▶ [What the task asks]
Report each line of the records below that holds the word "info".
Working data section start
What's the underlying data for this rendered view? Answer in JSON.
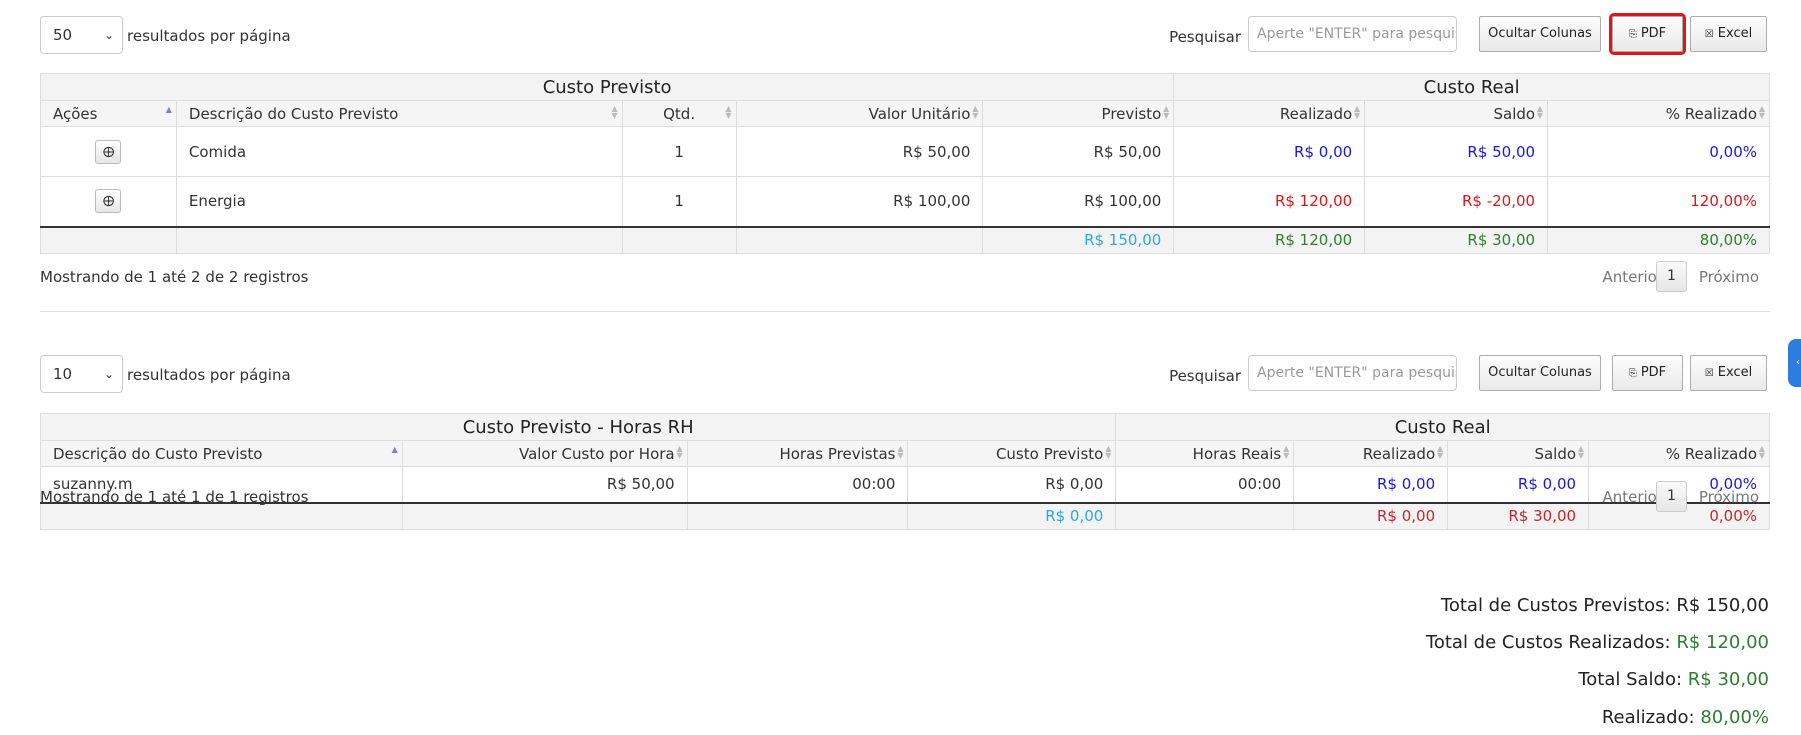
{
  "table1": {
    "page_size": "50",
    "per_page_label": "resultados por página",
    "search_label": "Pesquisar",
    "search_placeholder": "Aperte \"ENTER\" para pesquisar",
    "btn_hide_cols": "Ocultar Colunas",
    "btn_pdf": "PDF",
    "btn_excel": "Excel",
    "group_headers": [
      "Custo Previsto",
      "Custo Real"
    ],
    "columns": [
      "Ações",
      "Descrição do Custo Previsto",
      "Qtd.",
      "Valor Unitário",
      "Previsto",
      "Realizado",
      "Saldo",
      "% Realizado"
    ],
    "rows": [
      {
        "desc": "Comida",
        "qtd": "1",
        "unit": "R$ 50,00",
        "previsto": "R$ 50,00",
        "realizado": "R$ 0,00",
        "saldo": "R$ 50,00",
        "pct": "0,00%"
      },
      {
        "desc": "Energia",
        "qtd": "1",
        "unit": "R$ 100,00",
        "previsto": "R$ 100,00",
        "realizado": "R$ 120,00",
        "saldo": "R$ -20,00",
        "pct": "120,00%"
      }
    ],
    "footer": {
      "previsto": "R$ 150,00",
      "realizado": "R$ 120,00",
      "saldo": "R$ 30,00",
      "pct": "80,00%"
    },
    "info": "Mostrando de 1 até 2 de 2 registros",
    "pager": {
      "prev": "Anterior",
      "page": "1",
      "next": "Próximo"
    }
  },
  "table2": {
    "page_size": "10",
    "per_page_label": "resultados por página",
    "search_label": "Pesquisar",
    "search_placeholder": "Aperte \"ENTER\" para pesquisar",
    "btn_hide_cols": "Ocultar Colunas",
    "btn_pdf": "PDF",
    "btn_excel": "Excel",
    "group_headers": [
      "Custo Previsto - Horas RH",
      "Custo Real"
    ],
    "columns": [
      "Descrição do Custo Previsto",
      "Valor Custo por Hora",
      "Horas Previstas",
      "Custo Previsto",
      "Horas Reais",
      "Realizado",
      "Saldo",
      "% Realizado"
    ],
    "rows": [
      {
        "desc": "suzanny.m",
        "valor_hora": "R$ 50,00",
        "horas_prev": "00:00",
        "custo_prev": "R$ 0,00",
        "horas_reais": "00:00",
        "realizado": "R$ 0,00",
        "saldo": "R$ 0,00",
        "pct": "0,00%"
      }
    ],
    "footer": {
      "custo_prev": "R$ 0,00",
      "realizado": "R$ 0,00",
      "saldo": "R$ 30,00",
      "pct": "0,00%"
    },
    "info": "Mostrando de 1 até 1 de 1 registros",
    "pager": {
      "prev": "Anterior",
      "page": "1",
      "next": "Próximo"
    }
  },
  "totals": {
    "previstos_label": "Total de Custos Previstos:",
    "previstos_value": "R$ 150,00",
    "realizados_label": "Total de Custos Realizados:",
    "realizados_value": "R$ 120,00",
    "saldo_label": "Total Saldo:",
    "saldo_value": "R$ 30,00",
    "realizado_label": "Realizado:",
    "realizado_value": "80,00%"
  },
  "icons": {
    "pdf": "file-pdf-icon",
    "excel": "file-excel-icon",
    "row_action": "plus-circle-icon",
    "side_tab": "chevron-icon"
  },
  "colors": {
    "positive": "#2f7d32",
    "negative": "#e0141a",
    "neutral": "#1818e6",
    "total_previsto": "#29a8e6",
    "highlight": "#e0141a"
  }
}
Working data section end
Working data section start
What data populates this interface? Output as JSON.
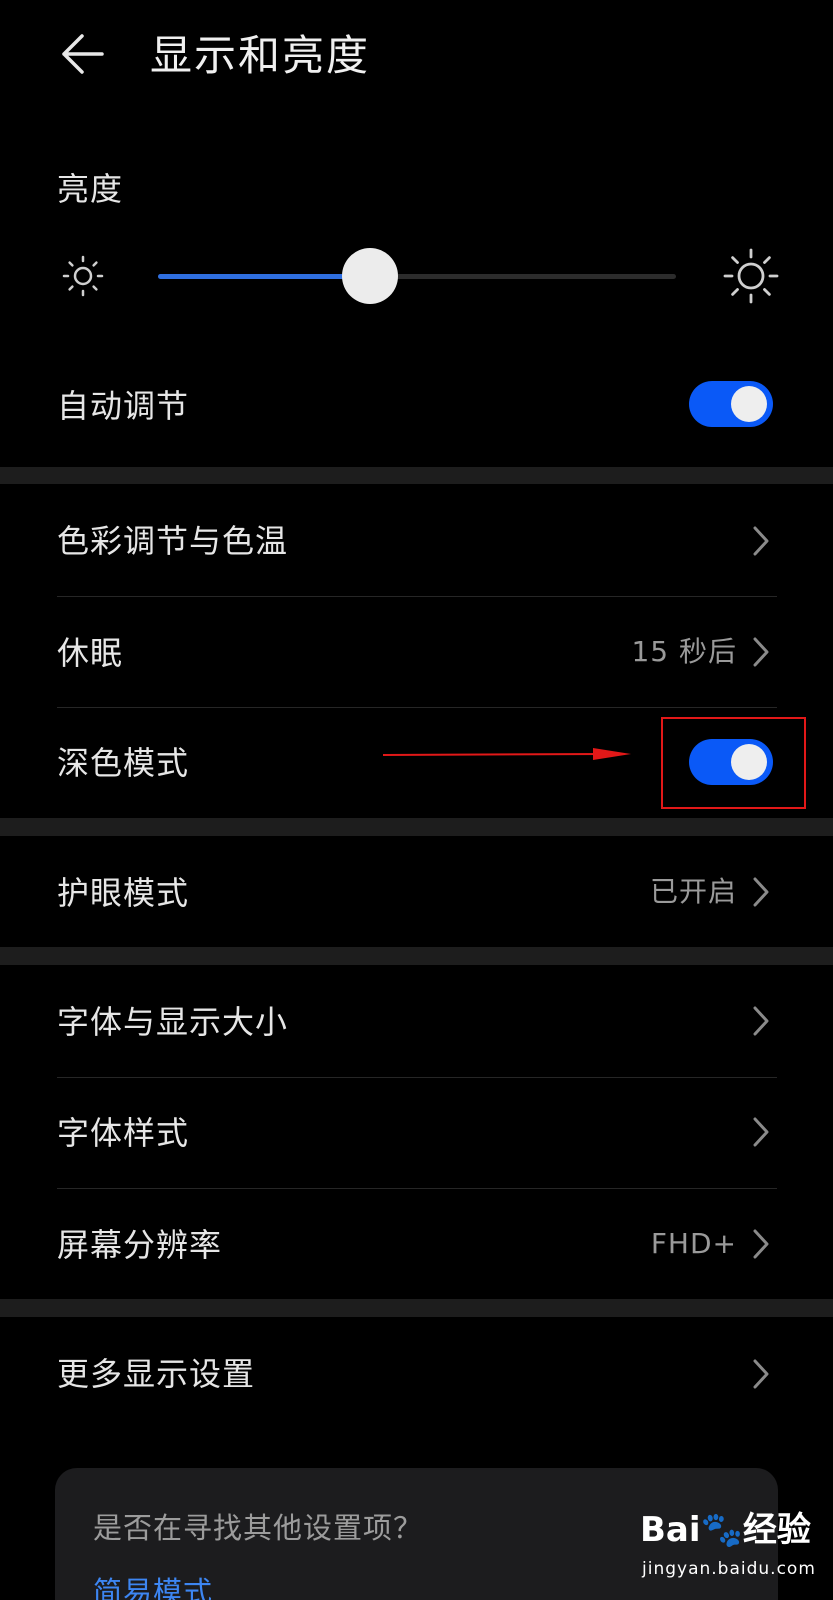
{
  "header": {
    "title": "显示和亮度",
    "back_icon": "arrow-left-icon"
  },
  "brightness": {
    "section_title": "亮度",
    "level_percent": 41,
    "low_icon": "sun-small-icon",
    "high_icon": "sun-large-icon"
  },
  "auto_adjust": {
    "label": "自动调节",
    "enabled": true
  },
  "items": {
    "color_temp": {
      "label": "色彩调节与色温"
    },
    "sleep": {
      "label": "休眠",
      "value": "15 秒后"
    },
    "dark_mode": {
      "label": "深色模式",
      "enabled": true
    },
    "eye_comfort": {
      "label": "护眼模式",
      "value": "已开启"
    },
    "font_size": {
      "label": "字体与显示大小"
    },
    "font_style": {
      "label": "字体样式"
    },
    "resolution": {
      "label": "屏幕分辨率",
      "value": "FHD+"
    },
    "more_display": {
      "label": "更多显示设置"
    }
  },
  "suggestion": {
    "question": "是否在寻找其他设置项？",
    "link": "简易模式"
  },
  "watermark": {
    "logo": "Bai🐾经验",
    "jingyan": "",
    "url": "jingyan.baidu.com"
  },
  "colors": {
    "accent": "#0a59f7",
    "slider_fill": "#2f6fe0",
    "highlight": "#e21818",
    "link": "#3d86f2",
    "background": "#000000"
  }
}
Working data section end
▶ [Exercise answer]
    "info": "Mostrando de 1 até 2 de 2 registros",
    "info": "Mostrando de 1 até 1 de 1 registros",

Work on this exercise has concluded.